"Many of the people displaced are staying in the open and in public places, in schools, mosques or unfinished buildings," Said Jennifer Connet, Oxfam official said of the situation in Tuz. "They need emergency aid and also psychological support as many lost contact with children and relatives or witnessed traumatic incidents as they fled."

Thousands have been displaced from Kirkuk, aid organizations have said, while Turkey said it would help Iraq restore a damaged pipeline not far from its border, in Mosul. Meanwhile, Iran said Wednesday it has opened a border crossing near Sulaymaniyah. (Google)

Popular Mobilization, a paramilitary force trained in Iran and supporting the Iraqi government in the region, was not involved in the violence that happened in Tuz Khurmato, spokesman Karim Nuri told Reuters in Baghdad.

"It was not forced displacement: our Kurdish brothers fled fearing reprisals," he said, calling on government security to put an end to the unrest.

The Kurds displaced from Tuz fled to the neighbouring regions of Diyala, Sulaimaniya, and some to Erbil, further north, said Connet.

"Humanitarian access to the displaced families is possible but going to Tuz is extremely difficult," she said.

The fighting between the central government and the Kurds would seem to be tricky for the United States which is a close ally of both sides, arming and training both the Kurds and the central government's army to fight against Islamic State.

But President Donald Trump said last week the U.S. was "not taking sides" in the dispute.

In another development on Wednesday, Iran opened a border crossing with the Kurdistan region that had been closed following last month's vote in favour of independence.

The Bashmagh border crossing is located approximately 50 kilometres east of the city of Sulaimaniya in Iraqi Kurdistan.

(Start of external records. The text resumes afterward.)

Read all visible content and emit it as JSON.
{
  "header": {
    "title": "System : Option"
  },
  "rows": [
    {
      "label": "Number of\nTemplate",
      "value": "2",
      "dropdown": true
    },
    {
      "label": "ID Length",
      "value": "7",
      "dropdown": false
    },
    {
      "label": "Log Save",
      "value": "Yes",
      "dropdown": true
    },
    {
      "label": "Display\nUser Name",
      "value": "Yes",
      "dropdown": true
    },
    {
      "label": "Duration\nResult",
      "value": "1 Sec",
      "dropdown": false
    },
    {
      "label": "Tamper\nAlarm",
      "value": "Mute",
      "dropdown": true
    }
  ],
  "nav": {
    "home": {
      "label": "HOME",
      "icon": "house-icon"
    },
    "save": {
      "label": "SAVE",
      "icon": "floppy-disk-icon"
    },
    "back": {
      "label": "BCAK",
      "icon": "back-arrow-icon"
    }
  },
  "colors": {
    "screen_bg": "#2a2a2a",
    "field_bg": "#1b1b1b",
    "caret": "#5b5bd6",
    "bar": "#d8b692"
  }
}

An official told Reuters that it was not clear when the other borders points between Iran and the Kurdistan region of Iraq would reopen. 

With files from Associated Press